Most of us at this blog are old enough to remember when everyone smoked cigarettes. Betty Davis, Joan Crawford, Ava Gardner, Rita Hayworth, Humphrey Bogart, William Powell, Cary Grant, James Stewart, Spencer Tracy – all the cool kids back in those days smoked and they also drank. A lot. At least they did so in their movies.
A lot of us, as we came of age, followed the lead of our favorite screen actors - the social media of the day where we could find out what was chic, fashionable and, as far as it was a concept then, cutting edge.
Even so, it was a surprise to me recently when I watched Revolutionary Road, a movie set in 1950s suburbia starring Kate Winslet and Leonardo DiCaprio, how much drinking was going on.
It reminded me of my parents as I was growing up in that decade. So much was alcohol a part of their lives that by age 10 or eleven I was expert, thanks to my dad's tutelage, at making a proper cocktail. Martini, manhattan, old fashioned, whiskey sour, gibson, gimlet, gin and tonic – I knew how to mix all the popular alcoholic concoctions of the era.
When I was older, I realized my mother was an alcoholic. She worked full time all her adult life, never drank during the day but made up for it evenings and weekends. She often said she wasn't an alcoholic because unlike real ones, she remembered to eat.
Yeah. Right, mom.
For a long time I thought my father was alcoholic too but over time I came to believe that he drank to keep up with mom. My point is that I was primed for alcohol to be as big a part of my life as it was for my parents and a couple of other relatives who may have regularly abused it.
Apparently, however, I didn't inherit the gene - if that's what it is - or the habit. Certainly I drink, always have, but appropriately if you don't count a few young-and-stupid benders. And it has always been about being social for me; it never occurs to me to drink when I'm alone.
Nowadays, it's even less and that's just as well. In old age, we cannot drink as much or as frequently as we could when we were younger. A couple of years ago, U.S. News and World Report made a list of how alcohol affects older bodies. A sampling, paraphrased:
• Tolerance for alcohol declines over time so your blood alchohol content can be higher even if you drink the same amount as before.

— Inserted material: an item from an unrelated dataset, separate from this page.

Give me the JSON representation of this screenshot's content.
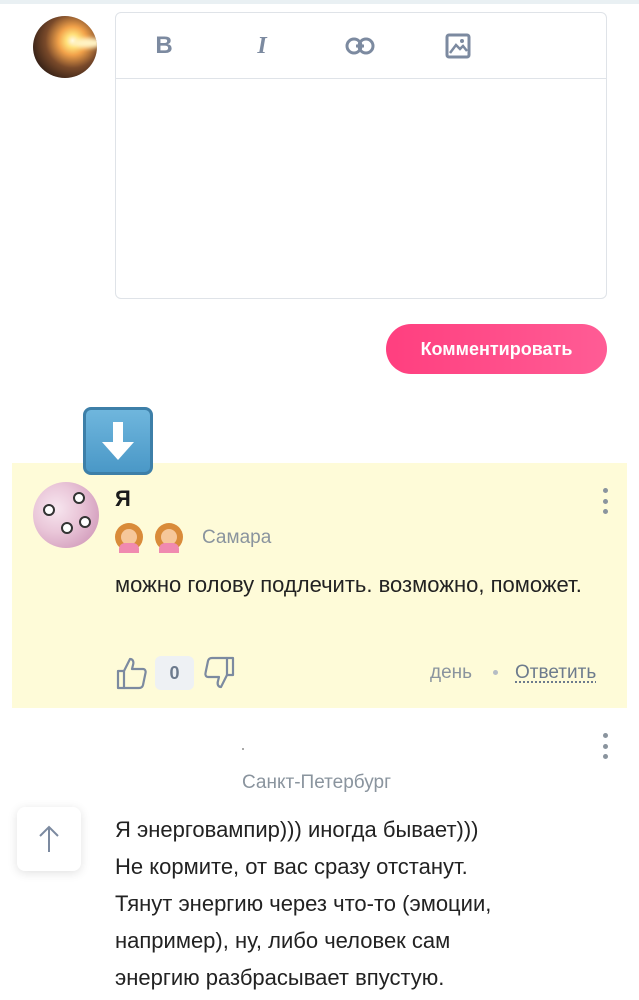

• Even moderate drinking can affect liver function leading to cirrhosis of the liver and liver cancer.
• Chronic conditions are complicated by alcohol. According to the American Diabetes Association, alcohol can cause dangerously low blood sugar up to 24 hours after drinking.
• Alcohol can interfere with prescription and over-the-counter medications.
• Alcohol dehydrates the body and can disrupt sleep.
In addition, drinking can impair judgment, coordination and reaction time increasing the risk of falls, household accidents and car crashes. According to the U.S. National Institutes of Health:
”In older adults, too much alcohol can lead to balance problems and falls, which can result in hip or arm fractures and other injuries...Studies show that the rate of hip fractures in older adults increases with alcohol use.”
All that is not to say there isn't an upside to drinking. A few years ago, CNN reported on a study published in the American Journal of Epidemiology which
”...found that healthy seniors who consume light to moderate amounts of alcohol reduce their odds of developing physical disabilities or dying in the next five years by 23 percent, compared with either heavy drinkers or those who abstain.
Medical News Today (MNT) explained that when studies “report harm associated with consuming alcohol, they nearly always refer to binge drinking, alcohol abuse, or alcoholism.” Earlier this year, MNT listed benefits of moderate drinking on elders culled from a variety of studies:
”A study published in the journal Strokefound that light-to-moderate alcohol consumption may lower the risk of stroke in women. The study included self-reported data about the drinking habits of 83,578 female participants of the Nurses' Health Study.
“In a study of 2,683 men and 2,822 women aged between 55 and 80 years, Spanish researchers found that regular, moderate wine drinking might reduce the risk of developing depression, while heavy drinking increases the risk. The participants mostly followed a Mediterranean diet and drank wine in a social context, with family and friends.
“An Italian review of studies published in the European Journal of Epidemiology found that moderate wine and beer consumption reduced the risk of cardiovascular events, but spirits did not.
“Investigators at University College in London reported in the Journal of Epidemiology & Community Health that moderate drinkers who followed a healthful lifestyle were more likely to see a protective effect on the heart, compared with moderate drinkers who smoked or had a poor diet.
With or without all these studies, I don't have any plans to cut alcohol out of my life. It seems to me that barring negative interactions with disease, conditions and/or medications, moderate drinking is just fine for us old folks if we are so inclined.
Experts have differing definitions of moderate drinking but this one, from the National Institutes of Health (NIH) defines it for people 65 and older as “no more than three drinks in a given day and seven drinks in a week.”
The next question, of course, is how is a standard drink measured. Here's a chart from the NIH:
Next week: elders and cannabis.